ISLAMABAD, Pakistan – At least 12 people were killed Friday after a missile slammed into a small village in northwest Pakistan in a suspected U.S. airstrike near the border of Afghanistan, according to a Pakistani security official.
The latest in a recent series of such incidents, the missile strike on the tribal village of Kam Sam in North Waziristan marked the first attack since Pakistan’s top defense official warned the newly appointed head of U.S. Central Command to halt airborne assaults inside Pakistan.
U.S. Gen. David Petraeus said during a visit to the Pakistani capital of Islamabad this week that he would heed the Pakistani government’s concerns about the U.S.-led, cross-border strikes.
But during a subsequent visit to Afghanistan this week, Petraeus touted the success of such attacks in eliminating top Taliban commanders. He has made no express promise to end the missile strikes.

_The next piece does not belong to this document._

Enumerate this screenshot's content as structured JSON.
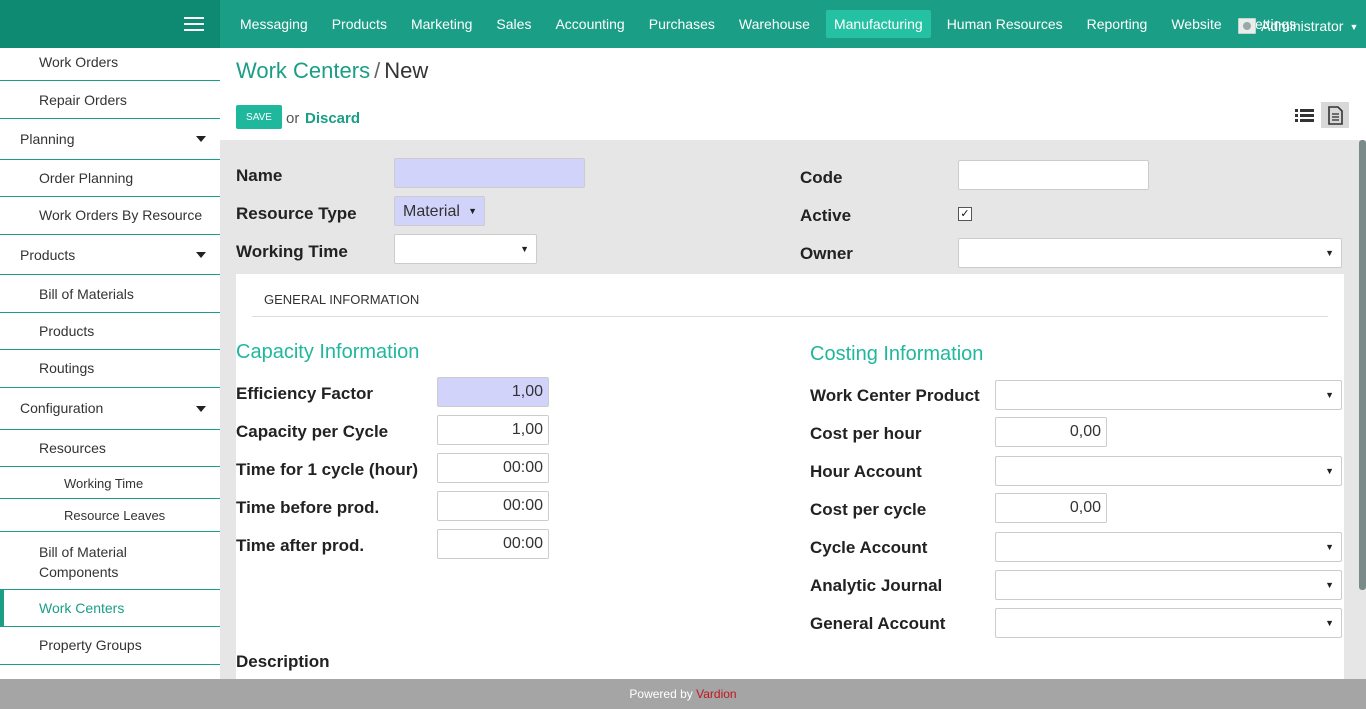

Since August, more than 100 people have been killed in 18 U.S. airstrikes in Pakistan’s restive tribal frontier lands along the border of Afghanistan. Pakistan’s largely ungoverned Federally Administered Tribal Areas have increasingly come to be seen by U.S. officials as the pivot point in the war on Islamist insurgents in the region.
The majority of U.S. missile strikes have targeted suspected insurgent safe havens in the tribal areas of North and South Waziristan, which have long been considered strongholds for a shadowy nexus of al-Qaeda and Taliban fighters. North Waziristan has born the brunt of the most recent cross-border attacks, including a controversial ground raid by U.S. troops near the town of Angor Adda that killed up to 15 people Sept. 3.
Pakistani military officials declined to comment on the missile strike Friday in Kam Sam.
But a Pakistani intelligence official said more than a dozen people – including four foreign fighters – were killed in the strike, in which two missiles fired from an unmanned U.S. aircraft crashed into Kam Sam about 10:30 a.m.
The intelligence official, who spoke on condition of anonymity because he is not authorized to speak publicly on such matters, said the identities of those killed were still unknown as of early Friday evening. He initially said 19 were killed in the strike but said other reports suggested the figure might be closer to 12 or 13.
U.S.-led strikes have raised the ire of top Pakistani officials who say the attacks undermine U.S. credibility in the region and fuel anti-American sentiment. On Monday, Pakistani Defense Minister Ahmad Mukhtar warned Petraeus that further strikes would provoke “outrage” among Pakistanis.
The U.S.-led attacks have already prompted a number of anti-American protests in Pakistan’s tribal areas, including several that attracted thousands in September following the raid in Angor Adda.